Since joining the EECS faculty in 1990 and reaching full professor in 2002, Qing Hu has worked in what has been a 30 plus year effort by scientists in this field -- to harness the power of terahertz radiation. Over his time devoted to this research, Hu and his team have investigated THz quantum cascade lasers based on intersubband transitions in quantum wells, systematically investigating physical and engineering issues relevant to devices operating from millimeter-wave to THz frequencies.
As noted in the MIT News Office Dec. 4 article: “Since the very beginning of terahertz development in the 1970s, people have been trying to make [high-power] sources that are compact and tunable, and so far, this is really the first example of such a source,” says Peter Siegel, who leads the Submillimeter Wave Advanced Technology group at NASA’s Jet Propulsion Laboratory at Caltech. “Qing deserves a lot of credit for all the work he put in and the groundbreaking ideas he pioneered and pushed through despite lots of setbacks and competition from other groups. He really, in the end, came through with a fantastic breakthrough.”
Hu compared the tuning of a musical instrument's string (such as a violin or guitar) with tuning a laser: its pitch can be tuned by varying its length or by changing the diameter. Hu's group found success in changing the light beam's diameter.
Using a kind of quantum cascade laser called a wire laser, the wavelength of the transverse mode — the width of a large undulation, an electromagnetic-field pattern that is generated perpendicular to the laser--is actually greater than the width of the laser itself. By bringing a block of another material close enough to the laser the transverse mode is deformed which in turn changes the wavelength of the emitted light. In experiments, Hu and his colleagues found that a metal block shortened the wavelength of the light, while a silicon block lengthened it. Varying the proximity of the blocks also varies the extent of the shift.
Hu’s new tuning technique requires a particular type of quantum cascade laser called a wire laser, where the wavelength of the transverse mode — the width of the one big undulation — is actually greater than the width of the laser itself. Bringing a block of another material close enough to the laser deforms the transverse mode, which in turn changes the wavelength of the emitted light. In experiments, Hu and his colleagues found that a metal block shortened the wavelength of the light, while a silicon block lengthened it. Varying the proximity of the blocks also varies the extent of the shift.
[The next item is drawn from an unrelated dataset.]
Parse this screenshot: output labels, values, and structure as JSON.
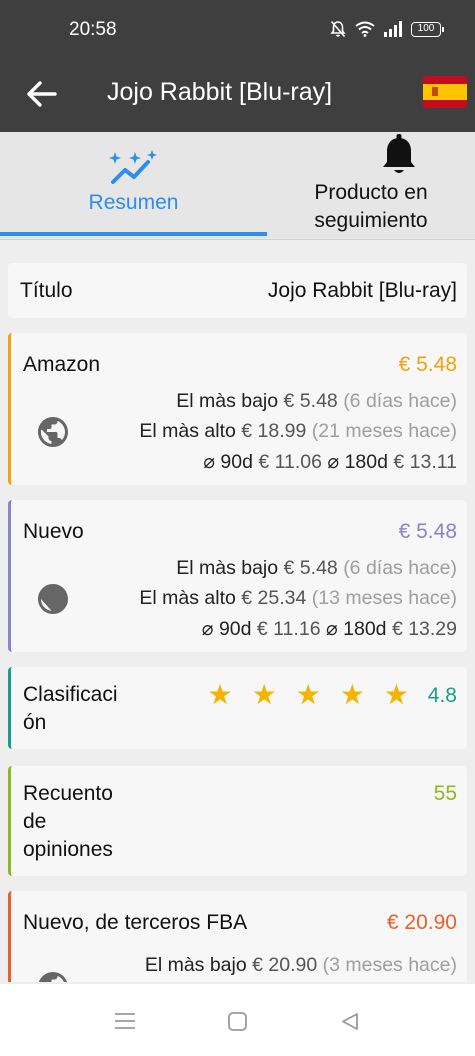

Hu and his team have designed and are now building chips that would use electronically controlled microelectromechanical devices to bring the silicon and metal blocks in from different directions, giving the laser a precise and continuous tuning range from short to long wavelengths.
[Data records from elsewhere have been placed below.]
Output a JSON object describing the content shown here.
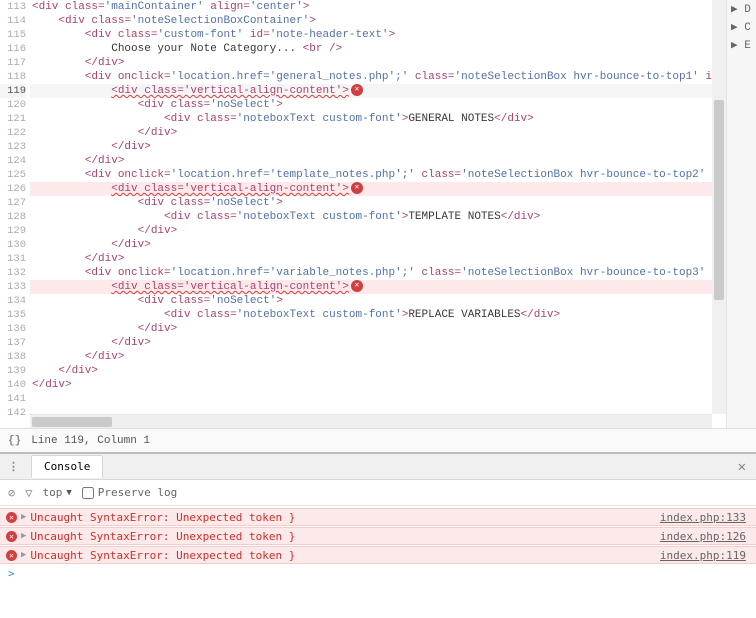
{
  "editor": {
    "lines": {
      "start": 113,
      "end": 142,
      "active": 119
    },
    "code": {
      "l113": {
        "tag_open": "<div",
        "a1": "class",
        "v1": "'mainContainer'",
        "a2": "align",
        "v2": "'center'",
        "close": ">"
      },
      "l114": {
        "tag_open": "<div",
        "a1": "class",
        "v1": "'noteSelectionBoxContainer'",
        "close": ">"
      },
      "l115": {
        "tag_open": "<div",
        "a1": "class",
        "v1": "'custom-font'",
        "a2": "id",
        "v2": "'note-header-text'",
        "close": ">"
      },
      "l116": {
        "text": "Choose your Note Category... ",
        "br": "<br />"
      },
      "l117": {
        "tag_close": "</div>"
      },
      "l118": {
        "tag_open": "<div",
        "a1": "onclick",
        "v1": "'location.href='general_notes.php';'",
        "a2": "class",
        "v2": "'noteSelectionBox hvr-bounce-to-top1'",
        "trail": " id"
      },
      "l119": {
        "wavy": "<div class='vertical-align-content'>"
      },
      "l120": {
        "tag_open": "<div",
        "a1": "class",
        "v1": "'noSelect'",
        "close": ">"
      },
      "l121": {
        "tag_open": "<div",
        "a1": "class",
        "v1": "'noteboxText custom-font'",
        "close": ">",
        "text": "GENERAL NOTES",
        "tag_close": "</div>"
      },
      "l122": {
        "tag_close": "</div>"
      },
      "l123": {
        "tag_close": "</div>"
      },
      "l124": {
        "tag_close": "</div>"
      },
      "l125": {
        "tag_open": "<div",
        "a1": "onclick",
        "v1": "'location.href='template_notes.php';'",
        "a2": "class",
        "v2": "'noteSelectionBox hvr-bounce-to-top2'",
        "trail": " i"
      },
      "l126": {
        "wavy": "<div class='vertical-align-content'>"
      },
      "l127": {
        "tag_open": "<div",
        "a1": "class",
        "v1": "'noSelect'",
        "close": ">"
      },
      "l128": {
        "tag_open": "<div",
        "a1": "class",
        "v1": "'noteboxText custom-font'",
        "close": ">",
        "text": "TEMPLATE NOTES",
        "tag_close": "</div>"
      },
      "l129": {
        "tag_close": "</div>"
      },
      "l130": {
        "tag_close": "</div>"
      },
      "l131": {
        "tag_close": "</div>"
      },
      "l132": {
        "tag_open": "<div",
        "a1": "onclick",
        "v1": "'location.href='variable_notes.php';'",
        "a2": "class",
        "v2": "'noteSelectionBox hvr-bounce-to-top3'",
        "trail": " i"
      },
      "l133": {
        "wavy": "<div class='vertical-align-content'>"
      },
      "l134": {
        "tag_open": "<div",
        "a1": "class",
        "v1": "'noSelect'",
        "close": ">"
      },
      "l135": {
        "tag_open": "<div",
        "a1": "class",
        "v1": "'noteboxText custom-font'",
        "close": ">",
        "text": "REPLACE VARIABLES",
        "tag_close": "</div>"
      },
      "l136": {
        "tag_close": "</div>"
      },
      "l137": {
        "tag_close": "</div>"
      },
      "l138": {
        "tag_close": "</div>"
      },
      "l139": {
        "tag_close": "</div>"
      },
      "l140": {
        "tag_close": "</div>"
      }
    },
    "error_lines": [
      119,
      126,
      133
    ],
    "status": "Line 119, Column 1",
    "side_chars": {
      "c1": "▶ D",
      "c2": "▶ C",
      "c3": "▶ E"
    }
  },
  "console": {
    "tab": "Console",
    "context": "top",
    "preserve_label": "Preserve log",
    "errors": [
      {
        "msg": "Uncaught SyntaxError: Unexpected token }",
        "link": "index.php:133"
      },
      {
        "msg": "Uncaught SyntaxError: Unexpected token }",
        "link": "index.php:126"
      },
      {
        "msg": "Uncaught SyntaxError: Unexpected token }",
        "link": "index.php:119"
      }
    ],
    "prompt": ">"
  },
  "icons": {
    "err_badge": "✕",
    "clear": "⊘",
    "filter": "▽",
    "caret_down": "▼",
    "tri_right": "▶",
    "close_x": "✕",
    "dots": "⋮"
  }
}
Nature Photonics 3, 732 - 737 (2009) "Tuning a terahertz wire laser" Qi Qin, Benjamin S. Williams (now at UCLA, California NanoSystems Institute), Sushil Kumar, John L. Reno(Sandia National Laboratories), Qing Hu
MIT News Office, December 4, 2009: "Fine-tuned laser - A wholly new approach to tuning a laser’s frequency brings us a step closer to airport scanners that can distinguish aspirin from explosives."
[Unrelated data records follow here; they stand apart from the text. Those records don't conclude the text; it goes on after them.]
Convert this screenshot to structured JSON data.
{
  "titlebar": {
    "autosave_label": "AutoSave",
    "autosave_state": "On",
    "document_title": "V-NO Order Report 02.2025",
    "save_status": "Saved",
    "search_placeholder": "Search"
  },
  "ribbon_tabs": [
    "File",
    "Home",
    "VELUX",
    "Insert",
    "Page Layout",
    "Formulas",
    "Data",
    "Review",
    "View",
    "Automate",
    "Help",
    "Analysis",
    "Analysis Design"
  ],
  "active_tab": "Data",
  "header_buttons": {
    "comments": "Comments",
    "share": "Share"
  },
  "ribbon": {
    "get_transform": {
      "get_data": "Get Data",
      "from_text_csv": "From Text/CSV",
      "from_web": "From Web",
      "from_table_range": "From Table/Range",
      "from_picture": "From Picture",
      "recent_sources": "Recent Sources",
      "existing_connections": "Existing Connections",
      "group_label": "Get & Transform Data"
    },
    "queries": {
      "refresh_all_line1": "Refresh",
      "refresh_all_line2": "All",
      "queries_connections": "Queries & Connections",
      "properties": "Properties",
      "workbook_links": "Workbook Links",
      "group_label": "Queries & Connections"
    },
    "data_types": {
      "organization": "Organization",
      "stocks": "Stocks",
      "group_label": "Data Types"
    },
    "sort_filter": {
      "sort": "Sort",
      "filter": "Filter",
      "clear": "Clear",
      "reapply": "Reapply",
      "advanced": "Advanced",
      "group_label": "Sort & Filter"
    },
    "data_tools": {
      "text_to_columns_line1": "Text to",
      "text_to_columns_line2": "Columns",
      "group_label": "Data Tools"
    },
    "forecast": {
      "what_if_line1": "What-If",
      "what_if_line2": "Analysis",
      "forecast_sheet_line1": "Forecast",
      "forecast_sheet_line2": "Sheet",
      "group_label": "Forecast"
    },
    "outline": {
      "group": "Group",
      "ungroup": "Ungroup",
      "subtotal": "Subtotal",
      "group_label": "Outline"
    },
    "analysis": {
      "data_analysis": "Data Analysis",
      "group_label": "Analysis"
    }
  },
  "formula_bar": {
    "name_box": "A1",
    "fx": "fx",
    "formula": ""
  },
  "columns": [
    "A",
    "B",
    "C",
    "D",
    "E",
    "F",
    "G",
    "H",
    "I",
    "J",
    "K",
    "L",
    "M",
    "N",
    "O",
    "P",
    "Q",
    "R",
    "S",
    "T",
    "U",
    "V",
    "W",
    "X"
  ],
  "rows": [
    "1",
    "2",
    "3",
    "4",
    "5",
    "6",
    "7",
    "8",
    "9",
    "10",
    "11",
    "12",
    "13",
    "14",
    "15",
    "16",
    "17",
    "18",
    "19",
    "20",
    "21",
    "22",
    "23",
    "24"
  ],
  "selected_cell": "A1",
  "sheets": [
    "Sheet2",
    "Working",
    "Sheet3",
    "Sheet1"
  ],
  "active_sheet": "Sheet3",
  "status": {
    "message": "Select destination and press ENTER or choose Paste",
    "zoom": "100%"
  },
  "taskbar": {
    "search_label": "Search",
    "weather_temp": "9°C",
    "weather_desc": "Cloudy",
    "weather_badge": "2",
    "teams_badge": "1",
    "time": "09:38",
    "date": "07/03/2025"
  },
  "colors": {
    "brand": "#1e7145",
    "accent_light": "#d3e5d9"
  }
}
Technology Review, February 20, 2007: "T-Rays Advance Toward Airport Screening, A new laser design helps create usable terahertz radiation, which penetrates common materials but doesn't harm tissue."